You should obviously be trying to build your listening and/or reading comprehension at the same time, but the crux of not understanding as a beginner is vocabulary. Obviously, if you are learning Ancient Greek or Latin, you don’t care one bit about listening comprehension. Whereas, some people learning some character languages don’t care much about reading comprehension. So your secondary goals may differ, but vocabulary acquisition remains the same.

A workflow, which worked well for me as an Italian beginner, was to:

  1. Read the Mini Story / beginner content and lingQ the New Words with TTS on
  2. Turn TTS off, then re-read the lesson while listening to the audio, clicking on the words you forgot the meaning
  3. Re-read while listening again clicking on forgotten words
  4. Put the audio in your playlist and re-listen to the audio while walking the dog, commuting, washing the dishes, etc. perhaps the following day
  5. Re-listen a few days later

  1. Re-listen months later

After about 15 listens, I got bored of the content and felt that the usefulness was diminishing, so I deleted the lesson from my playlist.

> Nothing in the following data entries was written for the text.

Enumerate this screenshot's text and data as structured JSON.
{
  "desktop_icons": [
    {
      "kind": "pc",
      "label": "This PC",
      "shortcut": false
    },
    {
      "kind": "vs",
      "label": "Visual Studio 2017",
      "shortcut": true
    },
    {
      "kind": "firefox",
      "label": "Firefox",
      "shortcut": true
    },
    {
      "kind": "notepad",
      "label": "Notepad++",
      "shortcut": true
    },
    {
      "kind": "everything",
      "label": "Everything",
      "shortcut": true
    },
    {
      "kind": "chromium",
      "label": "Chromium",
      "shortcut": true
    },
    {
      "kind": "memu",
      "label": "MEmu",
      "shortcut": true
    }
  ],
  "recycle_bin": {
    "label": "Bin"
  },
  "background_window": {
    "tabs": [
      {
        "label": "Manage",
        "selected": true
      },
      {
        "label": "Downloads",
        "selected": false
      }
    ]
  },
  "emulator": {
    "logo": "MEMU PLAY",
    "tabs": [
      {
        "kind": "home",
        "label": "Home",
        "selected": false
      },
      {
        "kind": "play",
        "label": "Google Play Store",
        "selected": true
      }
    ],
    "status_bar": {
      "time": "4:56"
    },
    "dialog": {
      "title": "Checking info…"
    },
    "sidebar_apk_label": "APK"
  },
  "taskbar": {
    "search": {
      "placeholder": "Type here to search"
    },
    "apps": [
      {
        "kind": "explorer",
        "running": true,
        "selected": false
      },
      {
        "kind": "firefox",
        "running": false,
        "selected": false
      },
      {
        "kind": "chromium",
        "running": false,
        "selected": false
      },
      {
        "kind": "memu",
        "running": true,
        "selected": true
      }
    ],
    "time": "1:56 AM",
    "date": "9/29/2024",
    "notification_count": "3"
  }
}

If you do at least one new lesson per day, your playlist is plenty long, so you don’t have to worry about that.

This workflow focused on learning vocabulary, drilling them in through the multiple re-reads and re-listens, improving listening comprehension, improving reading comprehension, and intuitively increasing your understanding of grammar.

I used this workflow from a beginner until about mid-intermediate, when I changed it to focus more on solidifying the words I already knew in a much wider range of contexts (i.e. more novel content, less re-listens).